Stored data entries

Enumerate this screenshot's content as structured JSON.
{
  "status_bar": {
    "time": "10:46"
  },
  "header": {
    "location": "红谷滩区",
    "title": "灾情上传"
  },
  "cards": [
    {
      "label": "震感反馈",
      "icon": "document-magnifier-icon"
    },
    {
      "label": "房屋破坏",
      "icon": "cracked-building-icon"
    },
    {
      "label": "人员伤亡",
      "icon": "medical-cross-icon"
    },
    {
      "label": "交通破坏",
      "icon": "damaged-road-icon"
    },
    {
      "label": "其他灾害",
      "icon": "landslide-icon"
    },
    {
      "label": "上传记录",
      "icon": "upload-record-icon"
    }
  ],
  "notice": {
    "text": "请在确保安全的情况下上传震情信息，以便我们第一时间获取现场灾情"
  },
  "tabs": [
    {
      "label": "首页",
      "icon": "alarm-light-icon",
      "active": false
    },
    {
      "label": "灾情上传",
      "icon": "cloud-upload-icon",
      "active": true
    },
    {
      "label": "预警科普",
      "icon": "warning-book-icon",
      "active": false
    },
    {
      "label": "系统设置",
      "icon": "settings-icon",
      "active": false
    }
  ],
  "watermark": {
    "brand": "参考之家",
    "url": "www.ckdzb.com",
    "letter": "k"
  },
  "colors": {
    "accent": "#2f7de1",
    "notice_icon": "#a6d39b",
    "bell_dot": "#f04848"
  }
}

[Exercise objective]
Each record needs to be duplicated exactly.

[Written answer]
Enumerate this screenshot's content as structured JSON.
{
  "status_bar": {
    "time": "10:46"
  },
  "header": {
    "location": "红谷滩区",
    "title": "灾情上传"
  },
  "cards": [
    {
      "label": "震感反馈",
      "icon": "document-magnifier-icon"
    },
    {
      "label": "房屋破坏",
      "icon": "cracked-building-icon"
    },
    {
      "label": "人员伤亡",
      "icon": "medical-cross-icon"
    },
    {
      "label": "交通破坏",
      "icon": "damaged-road-icon"
    },
    {
      "label": "其他灾害",
      "icon": "landslide-icon"
    },
    {
      "label": "上传记录",
      "icon": "upload-record-icon"
    }
  ],
  "notice": {
    "text": "请在确保安全的情况下上传震情信息，以便我们第一时间获取现场灾情"
  },
  "tabs": [
    {
      "label": "首页",
      "icon": "alarm-light-icon",
      "active": false
    },
    {
      "label": "灾情上传",
      "icon": "cloud-upload-icon",
      "active": true
    },
    {
      "label": "预警科普",
      "icon": "warning-book-icon",
      "active": false
    },
    {
      "label": "系统设置",
      "icon": "settings-icon",
      "active": false
    }
  ],
  "watermark": {
    "brand": "参考之家",
    "url": "www.ckdzb.com",
    "letter": "k"
  },
  "colors": {
    "accent": "#2f7de1",
    "notice_icon": "#a6d39b",
    "bell_dot": "#f04848"
  }
}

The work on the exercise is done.